The exams are offered in the Fall and in the Spring, usually just before the beginning of those quarters. Precise dates and times are posted well in advance of the exams. Students must sign up for the exams in the Graduate Office. Each exam lasts 4 hours. Copies of past exams may be downloaded from our website by clicking here: https://ww3.math.ucla.edu/past-qualifying-exams. It is very useful to prepare for exams by doing questions from previous exams. Recent exams are likely to be more relevant since the syllabi have changed over time. However, it is essential to combine problem-solving with studying the exam syllabus theme by theme. In order to learn the material well, you will need to do exercises well beyond those on previous exams.

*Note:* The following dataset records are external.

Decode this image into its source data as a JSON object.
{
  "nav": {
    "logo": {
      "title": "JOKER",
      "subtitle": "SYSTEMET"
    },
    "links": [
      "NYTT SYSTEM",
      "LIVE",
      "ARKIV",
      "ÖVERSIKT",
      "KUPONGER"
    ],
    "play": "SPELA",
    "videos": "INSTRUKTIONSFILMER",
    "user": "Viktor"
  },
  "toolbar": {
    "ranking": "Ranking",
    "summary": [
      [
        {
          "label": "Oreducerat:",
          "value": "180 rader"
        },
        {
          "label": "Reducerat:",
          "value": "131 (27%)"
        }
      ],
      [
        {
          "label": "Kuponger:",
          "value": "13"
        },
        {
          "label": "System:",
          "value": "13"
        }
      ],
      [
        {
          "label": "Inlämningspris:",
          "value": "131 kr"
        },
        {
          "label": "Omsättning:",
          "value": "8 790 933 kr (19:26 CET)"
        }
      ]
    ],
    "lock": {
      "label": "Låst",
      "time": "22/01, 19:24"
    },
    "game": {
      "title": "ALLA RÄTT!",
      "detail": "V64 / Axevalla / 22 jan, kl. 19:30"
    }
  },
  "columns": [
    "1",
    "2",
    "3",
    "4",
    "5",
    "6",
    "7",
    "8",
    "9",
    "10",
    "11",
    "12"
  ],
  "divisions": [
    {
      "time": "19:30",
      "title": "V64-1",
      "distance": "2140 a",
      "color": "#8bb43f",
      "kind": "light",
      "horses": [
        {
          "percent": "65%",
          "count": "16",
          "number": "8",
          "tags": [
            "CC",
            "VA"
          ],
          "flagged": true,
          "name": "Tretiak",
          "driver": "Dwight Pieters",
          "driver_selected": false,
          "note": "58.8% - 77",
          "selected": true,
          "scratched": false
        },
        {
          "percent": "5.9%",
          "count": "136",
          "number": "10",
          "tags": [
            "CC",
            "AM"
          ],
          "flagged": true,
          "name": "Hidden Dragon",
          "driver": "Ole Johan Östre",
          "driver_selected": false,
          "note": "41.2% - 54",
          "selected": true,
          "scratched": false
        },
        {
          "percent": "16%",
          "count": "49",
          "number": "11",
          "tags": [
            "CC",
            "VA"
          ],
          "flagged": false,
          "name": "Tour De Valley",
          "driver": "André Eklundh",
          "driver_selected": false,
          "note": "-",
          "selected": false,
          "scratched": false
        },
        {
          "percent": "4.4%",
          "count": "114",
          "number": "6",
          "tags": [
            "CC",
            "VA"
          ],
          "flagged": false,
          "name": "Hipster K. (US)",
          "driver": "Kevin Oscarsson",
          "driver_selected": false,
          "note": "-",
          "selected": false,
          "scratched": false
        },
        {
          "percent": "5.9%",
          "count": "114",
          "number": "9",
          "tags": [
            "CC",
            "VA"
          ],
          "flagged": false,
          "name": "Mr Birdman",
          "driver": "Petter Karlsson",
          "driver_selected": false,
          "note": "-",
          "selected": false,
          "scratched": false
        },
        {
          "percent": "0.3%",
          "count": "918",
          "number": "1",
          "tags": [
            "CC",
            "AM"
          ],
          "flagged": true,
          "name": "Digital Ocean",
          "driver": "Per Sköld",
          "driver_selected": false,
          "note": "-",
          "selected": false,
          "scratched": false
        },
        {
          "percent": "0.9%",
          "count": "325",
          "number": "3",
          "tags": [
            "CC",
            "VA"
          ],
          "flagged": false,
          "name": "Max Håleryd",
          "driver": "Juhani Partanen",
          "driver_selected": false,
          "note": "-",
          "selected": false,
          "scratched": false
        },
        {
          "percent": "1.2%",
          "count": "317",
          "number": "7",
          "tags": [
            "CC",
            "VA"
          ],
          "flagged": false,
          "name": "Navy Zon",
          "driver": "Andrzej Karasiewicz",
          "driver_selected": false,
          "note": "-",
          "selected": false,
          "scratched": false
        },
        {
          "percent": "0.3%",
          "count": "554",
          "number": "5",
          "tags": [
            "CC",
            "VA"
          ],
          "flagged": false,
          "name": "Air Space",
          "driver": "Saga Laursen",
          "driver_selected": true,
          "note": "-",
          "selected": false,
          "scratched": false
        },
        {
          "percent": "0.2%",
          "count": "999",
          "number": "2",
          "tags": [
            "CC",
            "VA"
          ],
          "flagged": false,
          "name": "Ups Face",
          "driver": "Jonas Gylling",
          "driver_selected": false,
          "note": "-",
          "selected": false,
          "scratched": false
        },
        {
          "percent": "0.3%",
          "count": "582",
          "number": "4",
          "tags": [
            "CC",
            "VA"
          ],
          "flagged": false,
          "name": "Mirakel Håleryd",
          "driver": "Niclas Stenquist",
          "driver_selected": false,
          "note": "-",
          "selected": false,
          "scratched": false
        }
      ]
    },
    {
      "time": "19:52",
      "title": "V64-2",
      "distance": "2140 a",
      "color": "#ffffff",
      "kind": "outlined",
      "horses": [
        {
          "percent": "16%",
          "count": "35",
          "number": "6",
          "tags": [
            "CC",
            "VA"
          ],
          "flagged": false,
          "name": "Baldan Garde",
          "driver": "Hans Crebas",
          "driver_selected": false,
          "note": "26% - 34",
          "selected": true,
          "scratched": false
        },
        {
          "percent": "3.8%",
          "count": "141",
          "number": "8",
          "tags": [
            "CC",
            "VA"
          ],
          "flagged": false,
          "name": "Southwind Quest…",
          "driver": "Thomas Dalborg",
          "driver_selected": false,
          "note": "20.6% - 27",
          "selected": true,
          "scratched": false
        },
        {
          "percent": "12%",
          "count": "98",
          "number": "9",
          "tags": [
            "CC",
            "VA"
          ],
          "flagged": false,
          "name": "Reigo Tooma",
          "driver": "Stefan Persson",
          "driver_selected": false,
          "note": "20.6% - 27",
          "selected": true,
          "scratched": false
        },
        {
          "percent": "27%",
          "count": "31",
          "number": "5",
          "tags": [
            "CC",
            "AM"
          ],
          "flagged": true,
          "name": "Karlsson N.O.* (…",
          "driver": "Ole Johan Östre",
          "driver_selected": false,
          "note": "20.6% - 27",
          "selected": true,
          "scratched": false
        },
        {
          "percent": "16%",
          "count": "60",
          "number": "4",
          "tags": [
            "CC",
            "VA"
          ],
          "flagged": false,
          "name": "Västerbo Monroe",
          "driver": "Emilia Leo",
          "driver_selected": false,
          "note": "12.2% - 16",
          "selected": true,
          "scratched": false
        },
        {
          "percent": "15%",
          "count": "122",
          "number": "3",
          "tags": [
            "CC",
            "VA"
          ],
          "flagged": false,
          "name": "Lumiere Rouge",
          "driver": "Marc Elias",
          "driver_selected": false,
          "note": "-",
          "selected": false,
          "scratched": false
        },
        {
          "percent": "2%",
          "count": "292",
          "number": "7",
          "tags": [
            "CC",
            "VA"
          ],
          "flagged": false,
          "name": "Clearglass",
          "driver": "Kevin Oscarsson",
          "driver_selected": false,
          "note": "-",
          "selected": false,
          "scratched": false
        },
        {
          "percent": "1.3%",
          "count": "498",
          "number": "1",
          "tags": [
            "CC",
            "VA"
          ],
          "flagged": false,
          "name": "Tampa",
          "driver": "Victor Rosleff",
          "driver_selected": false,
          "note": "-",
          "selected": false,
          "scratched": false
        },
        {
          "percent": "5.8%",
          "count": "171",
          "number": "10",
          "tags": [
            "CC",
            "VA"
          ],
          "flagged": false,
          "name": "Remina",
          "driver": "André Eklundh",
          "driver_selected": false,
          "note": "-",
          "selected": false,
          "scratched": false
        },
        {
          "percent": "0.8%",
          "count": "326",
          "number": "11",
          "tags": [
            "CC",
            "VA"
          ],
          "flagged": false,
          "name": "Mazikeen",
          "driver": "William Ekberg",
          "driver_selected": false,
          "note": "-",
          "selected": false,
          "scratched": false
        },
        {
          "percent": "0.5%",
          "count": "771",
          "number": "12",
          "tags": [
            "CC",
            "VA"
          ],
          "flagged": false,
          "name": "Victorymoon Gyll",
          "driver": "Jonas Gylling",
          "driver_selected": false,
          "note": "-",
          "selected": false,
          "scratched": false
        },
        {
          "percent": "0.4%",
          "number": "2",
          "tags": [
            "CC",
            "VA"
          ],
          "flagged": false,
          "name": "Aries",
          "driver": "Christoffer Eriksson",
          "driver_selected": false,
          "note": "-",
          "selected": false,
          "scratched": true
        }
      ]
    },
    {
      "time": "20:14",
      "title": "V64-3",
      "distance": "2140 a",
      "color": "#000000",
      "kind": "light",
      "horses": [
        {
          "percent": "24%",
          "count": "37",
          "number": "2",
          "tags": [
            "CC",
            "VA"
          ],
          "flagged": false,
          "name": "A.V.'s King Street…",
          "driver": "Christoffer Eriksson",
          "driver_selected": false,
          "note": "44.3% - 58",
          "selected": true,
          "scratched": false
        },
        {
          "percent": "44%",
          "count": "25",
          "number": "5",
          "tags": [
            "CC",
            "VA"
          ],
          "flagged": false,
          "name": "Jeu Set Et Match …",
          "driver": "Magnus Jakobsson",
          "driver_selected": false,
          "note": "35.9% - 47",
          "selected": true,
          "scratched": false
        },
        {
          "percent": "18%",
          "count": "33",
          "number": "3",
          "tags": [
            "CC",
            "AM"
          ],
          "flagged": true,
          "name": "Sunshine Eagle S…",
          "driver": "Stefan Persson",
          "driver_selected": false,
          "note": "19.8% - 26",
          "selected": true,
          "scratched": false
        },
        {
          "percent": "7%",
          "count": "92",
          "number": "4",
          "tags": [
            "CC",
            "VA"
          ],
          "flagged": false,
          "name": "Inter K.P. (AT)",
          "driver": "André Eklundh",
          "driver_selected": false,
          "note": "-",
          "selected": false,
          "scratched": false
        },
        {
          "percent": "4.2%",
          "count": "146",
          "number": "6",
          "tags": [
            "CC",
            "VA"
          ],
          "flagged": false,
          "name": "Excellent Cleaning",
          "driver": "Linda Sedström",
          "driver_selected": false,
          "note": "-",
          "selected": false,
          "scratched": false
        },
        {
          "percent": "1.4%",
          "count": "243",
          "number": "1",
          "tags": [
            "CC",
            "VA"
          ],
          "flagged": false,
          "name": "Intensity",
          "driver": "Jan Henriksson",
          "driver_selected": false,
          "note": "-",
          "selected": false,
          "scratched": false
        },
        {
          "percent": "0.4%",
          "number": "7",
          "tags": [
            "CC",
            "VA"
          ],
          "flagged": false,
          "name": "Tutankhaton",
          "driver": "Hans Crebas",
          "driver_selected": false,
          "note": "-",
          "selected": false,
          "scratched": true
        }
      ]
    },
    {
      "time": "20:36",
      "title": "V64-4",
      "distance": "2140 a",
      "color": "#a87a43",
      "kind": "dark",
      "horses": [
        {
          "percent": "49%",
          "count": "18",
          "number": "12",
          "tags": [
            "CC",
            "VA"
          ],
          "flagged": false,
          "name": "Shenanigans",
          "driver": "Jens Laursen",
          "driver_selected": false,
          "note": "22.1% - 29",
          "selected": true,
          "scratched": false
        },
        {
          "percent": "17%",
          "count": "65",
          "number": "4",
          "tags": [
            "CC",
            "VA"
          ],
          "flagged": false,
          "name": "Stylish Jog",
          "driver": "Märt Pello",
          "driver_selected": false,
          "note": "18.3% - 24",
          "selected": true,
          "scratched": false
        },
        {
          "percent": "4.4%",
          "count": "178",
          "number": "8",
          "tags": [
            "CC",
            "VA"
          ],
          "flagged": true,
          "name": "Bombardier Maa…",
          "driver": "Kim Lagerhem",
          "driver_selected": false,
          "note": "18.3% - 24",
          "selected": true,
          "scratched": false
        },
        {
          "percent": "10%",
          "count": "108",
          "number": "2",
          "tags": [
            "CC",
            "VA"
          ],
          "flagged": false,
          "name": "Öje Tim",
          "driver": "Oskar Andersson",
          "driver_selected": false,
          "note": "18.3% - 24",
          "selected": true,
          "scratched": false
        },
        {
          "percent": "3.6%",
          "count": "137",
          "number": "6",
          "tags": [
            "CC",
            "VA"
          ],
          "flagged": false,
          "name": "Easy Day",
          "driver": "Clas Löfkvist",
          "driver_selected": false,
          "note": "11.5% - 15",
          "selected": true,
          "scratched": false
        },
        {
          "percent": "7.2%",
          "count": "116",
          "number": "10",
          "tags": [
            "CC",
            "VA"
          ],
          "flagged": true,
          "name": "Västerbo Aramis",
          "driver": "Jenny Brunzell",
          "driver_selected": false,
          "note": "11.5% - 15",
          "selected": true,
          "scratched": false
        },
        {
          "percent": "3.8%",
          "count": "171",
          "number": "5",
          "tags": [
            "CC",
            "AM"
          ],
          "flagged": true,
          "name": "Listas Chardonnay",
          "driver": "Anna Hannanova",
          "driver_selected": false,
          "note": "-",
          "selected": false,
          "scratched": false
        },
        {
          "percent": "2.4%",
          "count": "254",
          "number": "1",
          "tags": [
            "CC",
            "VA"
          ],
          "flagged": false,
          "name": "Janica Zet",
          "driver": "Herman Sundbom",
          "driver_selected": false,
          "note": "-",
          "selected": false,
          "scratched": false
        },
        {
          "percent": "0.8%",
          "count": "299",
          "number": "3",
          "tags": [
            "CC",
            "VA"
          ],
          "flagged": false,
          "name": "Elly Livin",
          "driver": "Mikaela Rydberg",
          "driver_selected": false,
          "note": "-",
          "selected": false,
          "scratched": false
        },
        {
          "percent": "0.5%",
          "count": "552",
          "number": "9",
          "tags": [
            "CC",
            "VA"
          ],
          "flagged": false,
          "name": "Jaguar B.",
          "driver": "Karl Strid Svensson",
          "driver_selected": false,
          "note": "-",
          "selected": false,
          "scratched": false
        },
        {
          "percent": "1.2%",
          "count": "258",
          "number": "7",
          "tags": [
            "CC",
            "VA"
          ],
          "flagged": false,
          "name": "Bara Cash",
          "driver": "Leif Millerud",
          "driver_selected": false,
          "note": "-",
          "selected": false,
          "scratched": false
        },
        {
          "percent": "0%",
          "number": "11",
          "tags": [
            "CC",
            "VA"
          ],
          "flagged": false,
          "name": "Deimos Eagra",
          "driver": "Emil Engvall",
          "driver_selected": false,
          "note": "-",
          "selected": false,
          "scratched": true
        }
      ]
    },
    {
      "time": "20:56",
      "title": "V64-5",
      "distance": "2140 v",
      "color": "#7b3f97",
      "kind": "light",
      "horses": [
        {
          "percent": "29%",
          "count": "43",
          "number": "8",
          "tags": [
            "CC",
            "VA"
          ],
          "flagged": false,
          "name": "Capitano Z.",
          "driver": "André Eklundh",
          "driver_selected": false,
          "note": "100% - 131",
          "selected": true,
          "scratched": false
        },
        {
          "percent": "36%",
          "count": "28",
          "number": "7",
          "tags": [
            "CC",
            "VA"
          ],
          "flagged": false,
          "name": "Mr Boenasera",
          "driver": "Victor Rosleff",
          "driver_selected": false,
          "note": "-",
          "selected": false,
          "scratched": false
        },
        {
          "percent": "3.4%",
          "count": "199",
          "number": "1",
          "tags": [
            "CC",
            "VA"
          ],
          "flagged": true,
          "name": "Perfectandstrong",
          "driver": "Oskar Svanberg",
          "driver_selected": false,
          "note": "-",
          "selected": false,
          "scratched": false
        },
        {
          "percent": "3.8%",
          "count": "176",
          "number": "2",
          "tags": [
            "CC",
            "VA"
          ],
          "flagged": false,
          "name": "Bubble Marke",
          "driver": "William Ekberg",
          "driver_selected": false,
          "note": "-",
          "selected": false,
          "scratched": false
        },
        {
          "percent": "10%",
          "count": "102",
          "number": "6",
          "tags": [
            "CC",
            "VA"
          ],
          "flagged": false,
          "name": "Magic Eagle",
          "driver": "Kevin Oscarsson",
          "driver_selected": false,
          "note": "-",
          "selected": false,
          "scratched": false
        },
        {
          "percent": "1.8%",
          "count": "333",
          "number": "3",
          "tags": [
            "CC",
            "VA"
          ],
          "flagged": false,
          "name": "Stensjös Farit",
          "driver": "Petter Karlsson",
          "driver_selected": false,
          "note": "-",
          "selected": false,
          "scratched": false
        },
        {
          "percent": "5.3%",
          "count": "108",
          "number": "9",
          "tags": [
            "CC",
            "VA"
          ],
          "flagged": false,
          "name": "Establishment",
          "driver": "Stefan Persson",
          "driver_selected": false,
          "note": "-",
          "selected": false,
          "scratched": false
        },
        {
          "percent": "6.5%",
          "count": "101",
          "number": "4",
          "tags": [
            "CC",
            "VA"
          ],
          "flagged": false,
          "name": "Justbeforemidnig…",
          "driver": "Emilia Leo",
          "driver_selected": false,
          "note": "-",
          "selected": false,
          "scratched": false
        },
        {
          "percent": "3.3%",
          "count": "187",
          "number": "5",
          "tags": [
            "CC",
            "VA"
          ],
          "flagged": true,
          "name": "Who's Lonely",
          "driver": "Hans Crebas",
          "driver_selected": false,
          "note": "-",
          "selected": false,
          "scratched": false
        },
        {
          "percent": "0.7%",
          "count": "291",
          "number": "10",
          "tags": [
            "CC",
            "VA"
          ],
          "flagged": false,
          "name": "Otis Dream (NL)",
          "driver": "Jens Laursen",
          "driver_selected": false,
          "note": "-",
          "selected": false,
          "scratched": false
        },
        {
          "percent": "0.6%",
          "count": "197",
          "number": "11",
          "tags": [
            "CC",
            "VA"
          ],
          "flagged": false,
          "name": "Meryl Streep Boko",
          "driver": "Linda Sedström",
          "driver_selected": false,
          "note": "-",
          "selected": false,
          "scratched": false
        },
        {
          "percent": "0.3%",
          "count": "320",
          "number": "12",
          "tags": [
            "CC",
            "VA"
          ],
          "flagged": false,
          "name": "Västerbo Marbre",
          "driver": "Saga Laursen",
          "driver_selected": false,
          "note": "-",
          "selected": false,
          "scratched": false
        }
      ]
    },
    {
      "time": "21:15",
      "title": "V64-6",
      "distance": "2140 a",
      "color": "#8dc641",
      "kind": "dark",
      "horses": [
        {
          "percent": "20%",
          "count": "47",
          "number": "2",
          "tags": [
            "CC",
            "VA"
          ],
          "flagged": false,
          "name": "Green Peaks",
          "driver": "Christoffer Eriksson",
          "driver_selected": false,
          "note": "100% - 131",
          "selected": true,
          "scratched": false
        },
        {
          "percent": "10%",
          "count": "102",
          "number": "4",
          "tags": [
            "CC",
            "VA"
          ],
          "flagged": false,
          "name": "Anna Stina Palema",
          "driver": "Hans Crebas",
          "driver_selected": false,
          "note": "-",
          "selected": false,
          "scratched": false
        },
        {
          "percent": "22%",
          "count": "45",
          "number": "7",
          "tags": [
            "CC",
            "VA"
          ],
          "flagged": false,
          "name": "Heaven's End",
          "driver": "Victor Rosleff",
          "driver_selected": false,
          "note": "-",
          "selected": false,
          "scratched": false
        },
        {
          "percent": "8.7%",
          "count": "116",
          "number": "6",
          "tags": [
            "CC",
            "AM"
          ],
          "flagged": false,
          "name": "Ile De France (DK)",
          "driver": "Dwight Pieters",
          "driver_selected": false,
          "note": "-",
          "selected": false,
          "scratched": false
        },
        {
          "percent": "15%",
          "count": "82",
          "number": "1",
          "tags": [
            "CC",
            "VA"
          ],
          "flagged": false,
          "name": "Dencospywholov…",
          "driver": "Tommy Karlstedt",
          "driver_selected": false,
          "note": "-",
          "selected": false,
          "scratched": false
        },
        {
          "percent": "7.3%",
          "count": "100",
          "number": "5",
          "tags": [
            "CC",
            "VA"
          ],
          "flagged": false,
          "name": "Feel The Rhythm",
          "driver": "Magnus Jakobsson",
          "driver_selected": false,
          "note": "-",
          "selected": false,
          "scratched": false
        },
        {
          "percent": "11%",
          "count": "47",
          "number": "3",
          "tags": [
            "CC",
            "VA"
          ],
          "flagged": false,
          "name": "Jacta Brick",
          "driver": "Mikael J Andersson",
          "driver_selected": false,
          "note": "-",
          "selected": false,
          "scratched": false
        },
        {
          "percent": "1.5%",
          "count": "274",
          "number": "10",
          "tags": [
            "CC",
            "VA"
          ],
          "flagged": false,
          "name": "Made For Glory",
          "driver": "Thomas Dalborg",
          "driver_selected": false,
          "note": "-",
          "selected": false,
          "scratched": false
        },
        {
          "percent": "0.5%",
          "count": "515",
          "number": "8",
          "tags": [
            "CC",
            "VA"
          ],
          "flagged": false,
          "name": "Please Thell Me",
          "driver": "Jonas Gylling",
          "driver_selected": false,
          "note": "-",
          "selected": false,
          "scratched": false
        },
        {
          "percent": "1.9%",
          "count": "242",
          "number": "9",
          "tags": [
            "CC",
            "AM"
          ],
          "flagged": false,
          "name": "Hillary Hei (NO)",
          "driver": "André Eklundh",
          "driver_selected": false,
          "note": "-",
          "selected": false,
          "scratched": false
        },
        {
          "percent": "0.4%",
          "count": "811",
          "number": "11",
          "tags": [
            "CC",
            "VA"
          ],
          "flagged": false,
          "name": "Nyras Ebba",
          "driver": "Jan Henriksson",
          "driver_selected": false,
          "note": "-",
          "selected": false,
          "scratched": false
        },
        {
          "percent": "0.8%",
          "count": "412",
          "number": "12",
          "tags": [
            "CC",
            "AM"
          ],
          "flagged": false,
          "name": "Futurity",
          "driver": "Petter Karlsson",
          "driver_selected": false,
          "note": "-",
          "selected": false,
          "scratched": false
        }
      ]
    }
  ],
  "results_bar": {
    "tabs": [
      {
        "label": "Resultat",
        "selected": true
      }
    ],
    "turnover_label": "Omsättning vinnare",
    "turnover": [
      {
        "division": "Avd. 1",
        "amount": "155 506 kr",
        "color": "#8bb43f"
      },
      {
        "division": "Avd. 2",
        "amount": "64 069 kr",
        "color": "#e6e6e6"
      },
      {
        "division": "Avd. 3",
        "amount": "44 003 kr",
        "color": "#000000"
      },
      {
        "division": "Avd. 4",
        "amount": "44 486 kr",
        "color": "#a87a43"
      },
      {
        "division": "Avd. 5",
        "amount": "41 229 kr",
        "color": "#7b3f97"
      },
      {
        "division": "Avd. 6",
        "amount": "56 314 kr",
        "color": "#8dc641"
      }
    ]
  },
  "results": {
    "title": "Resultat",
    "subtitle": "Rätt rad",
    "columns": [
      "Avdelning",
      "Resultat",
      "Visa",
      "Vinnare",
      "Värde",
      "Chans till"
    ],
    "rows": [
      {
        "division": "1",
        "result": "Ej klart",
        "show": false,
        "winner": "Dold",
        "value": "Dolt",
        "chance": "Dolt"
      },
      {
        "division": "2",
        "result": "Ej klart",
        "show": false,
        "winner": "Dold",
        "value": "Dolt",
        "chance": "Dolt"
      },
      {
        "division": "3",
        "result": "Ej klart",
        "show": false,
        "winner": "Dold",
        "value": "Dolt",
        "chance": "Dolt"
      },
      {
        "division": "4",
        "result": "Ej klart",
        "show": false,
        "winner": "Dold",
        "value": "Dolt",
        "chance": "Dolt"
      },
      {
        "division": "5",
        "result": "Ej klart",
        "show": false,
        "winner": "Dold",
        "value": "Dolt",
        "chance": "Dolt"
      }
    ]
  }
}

Each exam is written and graded by a committee created for that purpose. The Graduate Studies Committee approves exam results (passing or failing), taking into account recommendations of the examination committee. Shortly after the Graduate Studies Committee’s decision, students are notified of their exam results. Students are reminded that the grading of exams is a complex matter, and that final result (Pass or Fail) is not usually determined by the total score of all work on all problems. Students should read and follow carefully the instructions of an exam.

Graded exams are kept in the Graduate Office for six months and then destroyed. They may be examined in the Graduate Office during this time. After the results of the exams are announced, there is a one week appeal period during which students may petition, in writing, to a Qual Committee for regrading of problems. Appeals must be submitted via the Graduate Office. The Qual Committee will respond, usually in writing, to any appeal within one week.

Currently, most UCLA PhD students pass all their exams on schedule. However, the few students who fail to pass exams by the required deadlines are deemed not to be making Satisfactory Progress. Each such student is discussed individually by the Graduate Studies Committee at a meeting shortly after the above period of appeals is over. Students who have missed a deadline, or otherwise failed to make Satisfactory Progress, will receive a letter from the Graduate Vice Chair indicating any action that was taken, and detailing any schedule for performance that must be satisfied in order to continue in the program. Only in unusual circumstances will a PhD student who is more than six months behind the schedule of Satisfactory Progress be permitted to remain in the PhD program. Students who are facing negative actions are encouraged to write to GSC, and to speak to the Graduate Vice Chair, before GSC meets, to explain any extenuating circumstances that could positively influence it.